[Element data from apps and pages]
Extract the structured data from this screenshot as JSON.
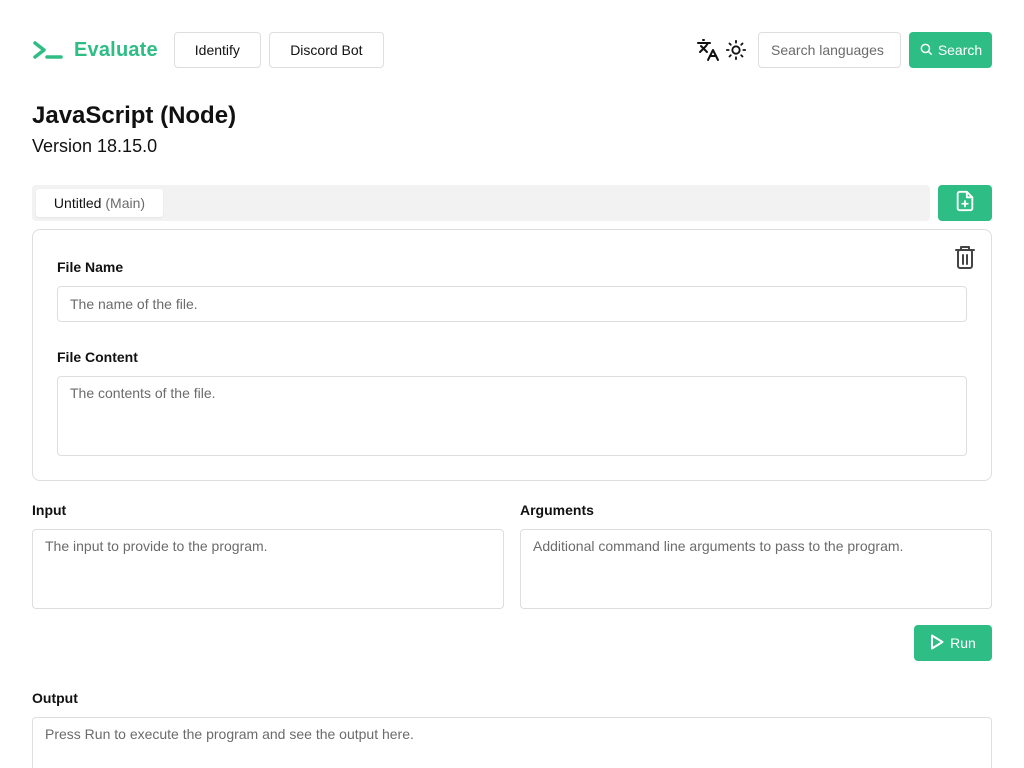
{
  "header": {
    "brand": "Evaluate",
    "nav": [
      {
        "label": "Identify"
      },
      {
        "label": "Discord Bot"
      }
    ],
    "search": {
      "placeholder": "Search languages",
      "button_label": "Search"
    }
  },
  "language": {
    "title": "JavaScript (Node)",
    "version": "Version 18.15.0"
  },
  "tabs": [
    {
      "label": "Untitled",
      "sublabel": "(Main)"
    }
  ],
  "file": {
    "name_label": "File Name",
    "name_placeholder": "The name of the file.",
    "content_label": "File Content",
    "content_placeholder": "The contents of the file."
  },
  "input": {
    "label": "Input",
    "placeholder": "The input to provide to the program."
  },
  "arguments": {
    "label": "Arguments",
    "placeholder": "Additional command line arguments to pass to the program."
  },
  "run": {
    "label": "Run"
  },
  "output": {
    "label": "Output",
    "placeholder": "Press Run to execute the program and see the output here."
  },
  "colors": {
    "accent": "#2ebd85",
    "border": "#dedede",
    "muted": "#6b6b6b"
  },
  "icons": [
    "terminal-logo-icon",
    "translate-icon",
    "sun-icon",
    "search-icon",
    "file-plus-icon",
    "trash-icon",
    "play-icon"
  ]
}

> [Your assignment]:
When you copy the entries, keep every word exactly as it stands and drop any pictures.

> [Response to the task]:
Extract the structured data from this screenshot as JSON.
{
  "header": {
    "brand": "Evaluate",
    "nav": [
      {
        "label": "Identify"
      },
      {
        "label": "Discord Bot"
      }
    ],
    "search": {
      "placeholder": "Search languages",
      "button_label": "Search"
    }
  },
  "language": {
    "title": "JavaScript (Node)",
    "version": "Version 18.15.0"
  },
  "tabs": [
    {
      "label": "Untitled",
      "sublabel": "(Main)"
    }
  ],
  "file": {
    "name_label": "File Name",
    "name_placeholder": "The name of the file.",
    "content_label": "File Content",
    "content_placeholder": "The contents of the file."
  },
  "input": {
    "label": "Input",
    "placeholder": "The input to provide to the program."
  },
  "arguments": {
    "label": "Arguments",
    "placeholder": "Additional command line arguments to pass to the program."
  },
  "run": {
    "label": "Run"
  },
  "output": {
    "label": "Output",
    "placeholder": "Press Run to execute the program and see the output here."
  },
  "colors": {
    "accent": "#2ebd85",
    "border": "#dedede",
    "muted": "#6b6b6b"
  },
  "icons": [
    "terminal-logo-icon",
    "translate-icon",
    "sun-icon",
    "search-icon",
    "file-plus-icon",
    "trash-icon",
    "play-icon"
  ]
}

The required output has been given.